Qatar's sovereign fund plans to purchase a remaining 10 per cent stake of a promised 20 per cent stake in the Gulf state's banks to provide support to its local lenders.
The planned purchase by the Qatar Investment Authority (QIA) -- decided during the financial crisis and to take place in the first quarter -- will boost confidence in the sector and lift investor sentiment in the gas-rich Gulf state, analysts said.
"It demonstrates the significant level of support that the Qatar government said it would provide and has provided," said Richard Sykes, head of global markets at Standard Chartered in Qatar. "Clearly, for local banks that are listed, it will bring a boost in market capitalisation on the exchange."
Although the buy may result in short-term dilution of shares, analysts said that it would increase confidence overall in Qatar's banking sector.
On Monday, Qatar National Bank, Qatar's largest lender by market capitalisation, posted a 40.2 per cent jump in fourth-quarter earnings, beating analyst expectations as financing and interest income soared.
Its shares climbed 2.6 per cent to a record high on Tuesday.
Shares in other lenders rose, with Qatar Islamic Bank gaining 3 per cent and Masraf Al Rayan adding 3.1 per cent.
Qatar, which expects double-digit economic growth this year, has actively supported the banking sector as the global credit crisis hit the Gulf Arab region.
Last March, the Gulf state said it would allow banks to diversify their revenue base and bolster trading income by buying shares of listed companies on the bourse and re-entering brokerage operations.
Banks in the world's largest liquefied natural gas exporter, have benefited post the financial crisis, as the world's fastest growing economy spends more on infrastructure and related products.
Another analyst said even though the infusion may result in earnings dilution, it will help faster growth.
"In terms of earnings, this will be dilutive, but this situation can be reversed if banks are able to grow even faster as a result of having a better capital position," said Jaap Meijer, AlembicHC senior analyst.

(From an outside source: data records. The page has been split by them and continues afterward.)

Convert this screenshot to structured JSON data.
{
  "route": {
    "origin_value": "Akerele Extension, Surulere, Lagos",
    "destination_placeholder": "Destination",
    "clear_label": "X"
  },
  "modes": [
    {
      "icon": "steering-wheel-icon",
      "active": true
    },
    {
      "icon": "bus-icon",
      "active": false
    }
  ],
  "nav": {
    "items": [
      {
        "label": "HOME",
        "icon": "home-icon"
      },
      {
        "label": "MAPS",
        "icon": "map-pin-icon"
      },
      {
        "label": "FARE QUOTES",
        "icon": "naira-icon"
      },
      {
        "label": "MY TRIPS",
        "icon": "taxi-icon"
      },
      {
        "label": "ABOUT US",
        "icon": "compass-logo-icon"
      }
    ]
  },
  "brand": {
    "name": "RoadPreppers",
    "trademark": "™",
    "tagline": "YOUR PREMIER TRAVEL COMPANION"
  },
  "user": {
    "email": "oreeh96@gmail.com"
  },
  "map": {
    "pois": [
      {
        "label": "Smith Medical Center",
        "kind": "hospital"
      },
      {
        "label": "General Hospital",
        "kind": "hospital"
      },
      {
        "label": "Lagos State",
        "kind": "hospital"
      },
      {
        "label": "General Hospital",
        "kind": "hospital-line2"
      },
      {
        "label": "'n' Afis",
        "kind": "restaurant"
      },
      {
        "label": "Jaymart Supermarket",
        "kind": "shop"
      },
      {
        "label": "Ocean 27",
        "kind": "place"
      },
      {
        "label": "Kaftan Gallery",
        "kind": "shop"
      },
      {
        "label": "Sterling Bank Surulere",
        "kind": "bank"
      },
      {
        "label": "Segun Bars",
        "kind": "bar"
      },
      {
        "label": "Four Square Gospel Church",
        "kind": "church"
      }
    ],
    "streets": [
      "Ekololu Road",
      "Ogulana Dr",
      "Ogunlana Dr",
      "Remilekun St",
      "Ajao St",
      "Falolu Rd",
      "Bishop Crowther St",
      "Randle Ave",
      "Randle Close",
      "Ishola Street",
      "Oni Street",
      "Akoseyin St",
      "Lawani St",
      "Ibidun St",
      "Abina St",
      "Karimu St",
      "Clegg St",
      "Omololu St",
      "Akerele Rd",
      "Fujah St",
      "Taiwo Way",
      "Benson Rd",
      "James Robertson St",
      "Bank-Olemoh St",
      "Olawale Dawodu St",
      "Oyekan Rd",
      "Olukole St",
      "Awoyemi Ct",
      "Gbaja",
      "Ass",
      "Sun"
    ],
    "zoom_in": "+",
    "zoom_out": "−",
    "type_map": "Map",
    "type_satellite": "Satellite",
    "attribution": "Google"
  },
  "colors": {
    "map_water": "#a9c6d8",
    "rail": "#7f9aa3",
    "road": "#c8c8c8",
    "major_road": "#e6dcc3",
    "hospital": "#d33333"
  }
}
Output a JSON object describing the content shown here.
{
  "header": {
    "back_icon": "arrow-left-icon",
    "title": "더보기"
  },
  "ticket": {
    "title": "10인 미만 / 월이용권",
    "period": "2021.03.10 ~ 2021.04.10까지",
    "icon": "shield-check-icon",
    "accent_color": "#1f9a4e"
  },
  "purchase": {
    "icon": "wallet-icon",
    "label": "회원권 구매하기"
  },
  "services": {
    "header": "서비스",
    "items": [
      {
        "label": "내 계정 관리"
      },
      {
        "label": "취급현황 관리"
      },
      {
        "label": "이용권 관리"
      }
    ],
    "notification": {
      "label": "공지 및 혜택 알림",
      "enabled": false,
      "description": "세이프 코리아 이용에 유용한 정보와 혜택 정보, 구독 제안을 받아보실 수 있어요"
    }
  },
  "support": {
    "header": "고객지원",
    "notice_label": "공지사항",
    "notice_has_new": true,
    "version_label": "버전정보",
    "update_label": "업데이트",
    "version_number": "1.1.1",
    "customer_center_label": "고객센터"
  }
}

In October, the Qatar central bank's 2009 financial stability review noted that the banking system was sound and banks had comfortable provisions against non-performing loans.